On World AIDS Day, SAMHSA Renews Commitment to End the HIV Epidemic
Cross-posted from Substance Abuse and Mental Health Services Administration
Established in 1988, World AIDS Day allows the people of the world to show support for people living with and affected by HIV, and to commemorate people who have lost their lives to AIDS. In 2020, the COVID-19 pandemic has provided an urgent reminder that pandemics can devastate communities, lives, and livelihoods. The theme for World AIDS Day 2020 is “Ending the HIV/AIDS Epidemic: Resilience and Impact.” We at SAMHSA have seen how the COVID-19 crisis has exacerbated the challenges faced by people living with HIV, substance use disorder, and mental disorder. SAMHSA is proud to stand with our federal partners, our grantees, and the people of the world in observing World AIDS Day 2020.
SAMHSA’s mission is to reduce the impact of substance abuse and mental illness on America’s communities. People with mental or substance use disorders are at an increased risk of HIV in the form of high-risk drug use behaviors, particularly injection drug use, and high-risk sexual practices that frequently occur during intoxication and in the situation of untreated mental illness. Increasing capacity and service delivery to those with substance use disorder will result in increased screening, detection, and then linkage to those with HIV/AIDS in this high-risk population; treating substance use disorder and mental disorder is a form of HIV prevention. Substance use treatment centers, like SAMHSA’s grantees and partner organizations and community mental health centers, serve on the front lines of the HIV epidemic as important pathways to HIV testing, treatment for people who test positive, and prevention services to ensure people who are HIV-negative stay negative.

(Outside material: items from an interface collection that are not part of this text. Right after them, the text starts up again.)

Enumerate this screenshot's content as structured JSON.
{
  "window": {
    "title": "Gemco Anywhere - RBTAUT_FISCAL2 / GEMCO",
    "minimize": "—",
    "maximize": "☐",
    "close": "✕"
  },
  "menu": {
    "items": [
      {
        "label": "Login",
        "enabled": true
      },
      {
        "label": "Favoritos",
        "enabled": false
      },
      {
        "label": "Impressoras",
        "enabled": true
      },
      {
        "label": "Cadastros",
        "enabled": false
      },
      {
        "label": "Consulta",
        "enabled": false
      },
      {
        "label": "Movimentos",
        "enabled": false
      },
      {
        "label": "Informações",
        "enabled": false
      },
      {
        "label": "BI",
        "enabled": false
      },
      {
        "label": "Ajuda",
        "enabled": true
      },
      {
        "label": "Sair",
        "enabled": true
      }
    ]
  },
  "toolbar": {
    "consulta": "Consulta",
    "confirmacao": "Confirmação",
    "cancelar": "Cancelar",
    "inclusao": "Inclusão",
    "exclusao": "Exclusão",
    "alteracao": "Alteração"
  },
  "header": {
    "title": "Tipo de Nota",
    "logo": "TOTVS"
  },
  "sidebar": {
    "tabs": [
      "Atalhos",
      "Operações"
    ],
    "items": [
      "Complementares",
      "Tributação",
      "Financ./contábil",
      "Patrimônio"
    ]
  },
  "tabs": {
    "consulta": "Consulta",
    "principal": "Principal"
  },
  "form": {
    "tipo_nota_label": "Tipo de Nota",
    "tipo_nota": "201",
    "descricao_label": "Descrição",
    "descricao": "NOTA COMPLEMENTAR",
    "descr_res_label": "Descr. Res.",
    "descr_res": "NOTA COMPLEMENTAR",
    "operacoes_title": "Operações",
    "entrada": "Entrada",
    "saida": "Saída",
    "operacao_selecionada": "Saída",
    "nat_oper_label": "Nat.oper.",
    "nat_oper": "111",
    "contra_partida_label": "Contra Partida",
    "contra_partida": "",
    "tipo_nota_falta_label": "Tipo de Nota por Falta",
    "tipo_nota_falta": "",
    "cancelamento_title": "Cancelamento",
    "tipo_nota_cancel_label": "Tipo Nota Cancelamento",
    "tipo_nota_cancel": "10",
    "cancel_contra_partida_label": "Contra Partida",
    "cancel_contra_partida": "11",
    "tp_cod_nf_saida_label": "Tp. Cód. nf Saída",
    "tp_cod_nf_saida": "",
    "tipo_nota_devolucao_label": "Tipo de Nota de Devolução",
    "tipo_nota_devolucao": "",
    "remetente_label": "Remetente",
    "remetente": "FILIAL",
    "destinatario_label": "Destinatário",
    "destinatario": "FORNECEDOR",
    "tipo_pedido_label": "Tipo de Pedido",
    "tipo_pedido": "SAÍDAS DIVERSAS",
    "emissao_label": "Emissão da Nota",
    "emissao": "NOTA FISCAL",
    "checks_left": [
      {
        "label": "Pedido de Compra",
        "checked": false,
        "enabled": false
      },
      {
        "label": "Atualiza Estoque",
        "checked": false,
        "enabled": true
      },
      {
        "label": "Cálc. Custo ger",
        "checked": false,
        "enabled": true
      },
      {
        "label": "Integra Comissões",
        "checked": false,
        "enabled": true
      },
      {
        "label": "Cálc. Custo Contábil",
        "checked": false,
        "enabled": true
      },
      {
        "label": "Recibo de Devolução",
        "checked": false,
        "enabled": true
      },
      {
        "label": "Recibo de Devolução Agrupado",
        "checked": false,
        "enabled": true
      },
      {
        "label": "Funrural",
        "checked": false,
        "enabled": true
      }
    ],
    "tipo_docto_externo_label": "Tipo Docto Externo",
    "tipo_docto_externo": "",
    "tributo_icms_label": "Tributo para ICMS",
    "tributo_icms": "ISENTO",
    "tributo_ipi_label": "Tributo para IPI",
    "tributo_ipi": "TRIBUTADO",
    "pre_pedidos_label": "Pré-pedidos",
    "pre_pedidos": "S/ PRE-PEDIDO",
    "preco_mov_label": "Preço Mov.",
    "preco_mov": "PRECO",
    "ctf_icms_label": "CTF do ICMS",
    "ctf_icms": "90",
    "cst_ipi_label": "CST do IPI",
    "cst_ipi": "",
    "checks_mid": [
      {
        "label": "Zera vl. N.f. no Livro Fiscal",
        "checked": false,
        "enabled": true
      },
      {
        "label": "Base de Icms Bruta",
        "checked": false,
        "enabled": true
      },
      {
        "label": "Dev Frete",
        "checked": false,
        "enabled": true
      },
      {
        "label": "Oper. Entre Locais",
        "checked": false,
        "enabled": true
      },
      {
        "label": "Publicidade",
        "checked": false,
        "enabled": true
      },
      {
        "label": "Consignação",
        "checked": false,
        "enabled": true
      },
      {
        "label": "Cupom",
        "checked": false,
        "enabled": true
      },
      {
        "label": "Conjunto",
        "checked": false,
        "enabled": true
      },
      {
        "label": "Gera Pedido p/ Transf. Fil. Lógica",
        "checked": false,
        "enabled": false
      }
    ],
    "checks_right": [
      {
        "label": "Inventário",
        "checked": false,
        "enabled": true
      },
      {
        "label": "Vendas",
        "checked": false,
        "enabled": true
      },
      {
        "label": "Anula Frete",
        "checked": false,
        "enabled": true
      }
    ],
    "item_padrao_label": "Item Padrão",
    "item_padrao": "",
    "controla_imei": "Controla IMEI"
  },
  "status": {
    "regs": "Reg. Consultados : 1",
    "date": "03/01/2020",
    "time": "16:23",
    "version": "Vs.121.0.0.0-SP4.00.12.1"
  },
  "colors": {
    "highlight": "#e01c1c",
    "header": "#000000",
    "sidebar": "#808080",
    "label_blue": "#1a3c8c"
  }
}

As one of several collaborating HHS agencies participating in the federal initiative Ending the Epidemic: A Plan for America, SAMHSA’s principal goals are to: reduce new HIV infections, improve HIV-related health outcomes, and reduce HIV-related health disparities for racial and ethnic minority communities. The pathway to meeting these goals is through:
- Increasing testing frequency,
- Increasing referrals to treatment for HIV positive individuals and pre-exposure prophylaxis (PrEP) for HIV-negative individuals, and
- Supporting linkage to HIV treatment for enrollees who test HIV-positive.
In 2020, our mission was complicated by COVID-19, as SAMHSA’s grantees have navigated the intersection between the COVID-19, opioid, and HIV/AIDS pandemics. But SAMHSA’s grantees and partner organizations have risen to the challenge, and developed innovative ways to deliver substance use disorder, mental disorder, and HIV testing and referrals in a largely virtual space. Thanks to updated guidelines from the CDC, SAMHSA grantees have been able to leverage alternative testing strategies, such as HIV self-testing, which allows individuals to perform their HIV tests in their own homes.
2020 also saw the launch of the ‘I am ready’ campaign, part of the Ready, Set, PrEP program, which removes cost barriers to increase access to PrEP medications nationwide. In FY2020, SAMHSA grantees screened nearly 19,000 individuals for HIV, including 577 newly identified HIV-positive people, and linked 564 of those people to lifelong treatment. Our eventual goal is to ensure that every beneficiary of SAMHSA programming receives an HIV test, post-test counseling, and linkage to treatment or prevention services.
To assist our grantees and partner organizations in their efforts to combat the HIV epidemic, SAMHSA has produced resources and funded grants that aim to address the intersection between substance abuse, mental disorder, and HIV/AIDS. In 2018, Dr. Elinore McCance-Katz reached out (PDF, 185 KB) to colleagues to urge the substance use treatment communities to focus on the synergistic epidemics of substance use disorder HIV, and viral hepatitis. In 2019, Dr. McCance-Katz reached out (PDF, 1.0 MB) to colleagues again to endorse greater utilization of oral fluid testing among all programs as an effective tool for HIV screening. Again in 2019, SAMHSA also produced a social media resource, the New HIV Prevention Platform. SAMHSA’s Substance Abuse and HIV Prevention Navigator Program for Racial/Ethnic Minorities provides training and education around the risks of substance misuse, education on HIV/AIDS, and needed linkages to service provision for individuals with HIV. SAMHSA’s Technology Transfer Centers provide technical assistance in real time to grantees navigating the COVID-19, opioid, and HIV epidemics.
Published in November 2020, SAMHSA’s Prevention and Treatment of HIV among People Living with Substance Use and/or Mental Disorders aims to inform health care and administrators, policy makers, and community members about strategies to prevent and treat HIV among individuals who have mental illness and/or substance use disorders.
On World AIDS Day 2020, SAMHSA would like to thank our staff, grantees, federal partners, and the substance use disorder and mental health community as a whole in working toward our shared goal of ending the HIV epidemic. SAMHSA understands the difficulties inherent in delivering care during the COVID-19 epidemic, and we thank you for your diligence and your flexibility during this time of great uncertainty. Thank you for the work you do to save lives and improve the health of the people of America.